### [Records provided]
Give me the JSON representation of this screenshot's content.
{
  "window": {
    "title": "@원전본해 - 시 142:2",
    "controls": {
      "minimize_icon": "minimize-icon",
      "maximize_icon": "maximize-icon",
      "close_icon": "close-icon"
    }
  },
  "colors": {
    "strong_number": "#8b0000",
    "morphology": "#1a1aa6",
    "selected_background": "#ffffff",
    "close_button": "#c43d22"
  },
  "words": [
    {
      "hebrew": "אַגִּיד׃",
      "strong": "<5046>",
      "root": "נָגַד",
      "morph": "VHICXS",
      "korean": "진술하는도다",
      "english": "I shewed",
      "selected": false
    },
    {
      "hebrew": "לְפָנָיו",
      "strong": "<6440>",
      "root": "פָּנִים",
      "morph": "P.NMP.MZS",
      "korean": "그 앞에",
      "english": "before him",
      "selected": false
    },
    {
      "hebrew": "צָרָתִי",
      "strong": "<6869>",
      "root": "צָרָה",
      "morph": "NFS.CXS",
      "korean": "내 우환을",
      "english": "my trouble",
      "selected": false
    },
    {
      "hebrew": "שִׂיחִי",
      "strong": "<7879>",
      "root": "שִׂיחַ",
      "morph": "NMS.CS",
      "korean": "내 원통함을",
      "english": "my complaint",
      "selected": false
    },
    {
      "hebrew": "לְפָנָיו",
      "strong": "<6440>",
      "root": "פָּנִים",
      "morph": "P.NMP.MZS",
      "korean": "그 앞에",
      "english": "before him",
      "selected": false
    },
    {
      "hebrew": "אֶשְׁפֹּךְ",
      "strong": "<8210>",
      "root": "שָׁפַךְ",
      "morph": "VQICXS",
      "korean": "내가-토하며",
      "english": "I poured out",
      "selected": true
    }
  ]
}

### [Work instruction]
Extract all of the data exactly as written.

### [Output of the exercise]
Give me the JSON representation of this screenshot's content.
{
  "window": {
    "title": "@원전본해 - 시 142:2",
    "controls": {
      "minimize_icon": "minimize-icon",
      "maximize_icon": "maximize-icon",
      "close_icon": "close-icon"
    }
  },
  "colors": {
    "strong_number": "#8b0000",
    "morphology": "#1a1aa6",
    "selected_background": "#ffffff",
    "close_button": "#c43d22"
  },
  "words": [
    {
      "hebrew": "אַגִּיד׃",
      "strong": "<5046>",
      "root": "נָגַד",
      "morph": "VHICXS",
      "korean": "진술하는도다",
      "english": "I shewed",
      "selected": false
    },
    {
      "hebrew": "לְפָנָיו",
      "strong": "<6440>",
      "root": "פָּנִים",
      "morph": "P.NMP.MZS",
      "korean": "그 앞에",
      "english": "before him",
      "selected": false
    },
    {
      "hebrew": "צָרָתִי",
      "strong": "<6869>",
      "root": "צָרָה",
      "morph": "NFS.CXS",
      "korean": "내 우환을",
      "english": "my trouble",
      "selected": false
    },
    {
      "hebrew": "שִׂיחִי",
      "strong": "<7879>",
      "root": "שִׂיחַ",
      "morph": "NMS.CS",
      "korean": "내 원통함을",
      "english": "my complaint",
      "selected": false
    },
    {
      "hebrew": "לְפָנָיו",
      "strong": "<6440>",
      "root": "פָּנִים",
      "morph": "P.NMP.MZS",
      "korean": "그 앞에",
      "english": "before him",
      "selected": false
    },
    {
      "hebrew": "אֶשְׁפֹּךְ",
      "strong": "<8210>",
      "root": "שָׁפַךְ",
      "morph": "VQICXS",
      "korean": "내가-토하며",
      "english": "I poured out",
      "selected": true
    }
  ]
}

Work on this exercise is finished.